**WHAT TO DO:** All lines in the entries below that hold "title" make up the answer.

——

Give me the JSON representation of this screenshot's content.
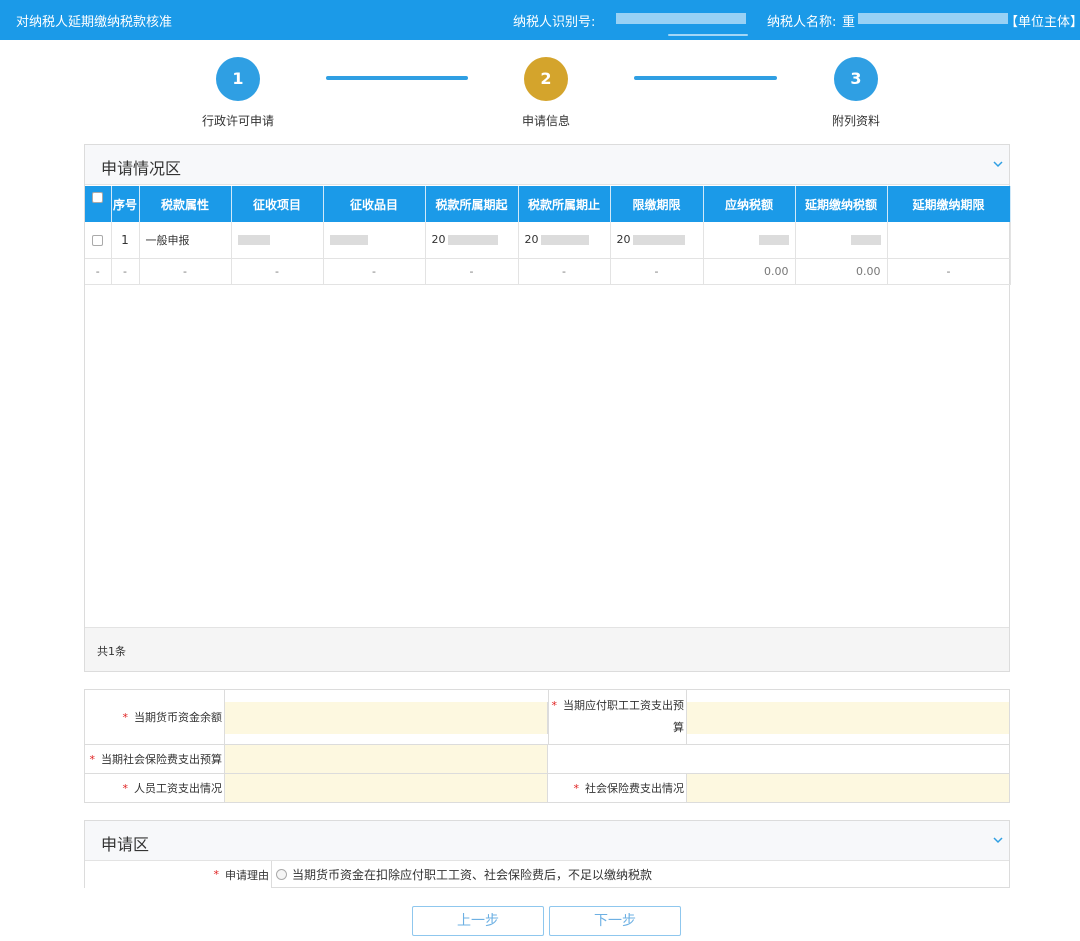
{
  "topbar": {
    "title": "对纳税人延期缴纳税款核准",
    "tin_label": "纳税人识别号:",
    "name_label": "纳税人名称:",
    "name_prefix": "重",
    "entity_tag": "【单位主体】"
  },
  "steps": [
    {
      "number": "1",
      "label": "行政许可申请"
    },
    {
      "number": "2",
      "label": "申请信息"
    },
    {
      "number": "3",
      "label": "附列资料"
    }
  ],
  "apply_status": {
    "title": "申请情况区",
    "columns": [
      "序号",
      "税款属性",
      "征收项目",
      "征收品目",
      "税款所属期起",
      "税款所属期止",
      "限缴期限",
      "应纳税额",
      "延期缴纳税额",
      "延期缴纳期限"
    ],
    "rows": [
      {
        "index": "1",
        "attr": "一般申报",
        "start_prefix": "20",
        "end_prefix": "20",
        "limit_prefix": "20"
      }
    ],
    "dash_row": {
      "dash": "-",
      "tax_amount": "0.00",
      "deferred_amount": "0.00"
    },
    "total": "共1条"
  },
  "form": {
    "cash_balance_label": "当期货币资金余额",
    "salary_budget_label_line1": "当期应付职工工资支出预",
    "salary_budget_label_line2": "算",
    "social_budget_label": "当期社会保险费支出预算",
    "salary_spend_label": "人员工资支出情况",
    "social_spend_label": "社会保险费支出情况",
    "required_mark": "*"
  },
  "apply_section": {
    "title": "申请区",
    "reason_label": "申请理由",
    "reason_option": "当期货币资金在扣除应付职工工资、社会保险费后，不足以缴纳税款"
  },
  "buttons": {
    "prev": "上一步",
    "next": "下一步"
  },
  "colors": {
    "brand_blue": "#1b9ae8",
    "step_active": "#d4a42c",
    "input_bg": "#fdf8e0",
    "required": "#e02020"
  }
}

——

**OUTPUT FOR THIS TASK:**
    "title": "对纳税人延期缴纳税款核准",
    "title": "申请情况区",
    "title": "申请区",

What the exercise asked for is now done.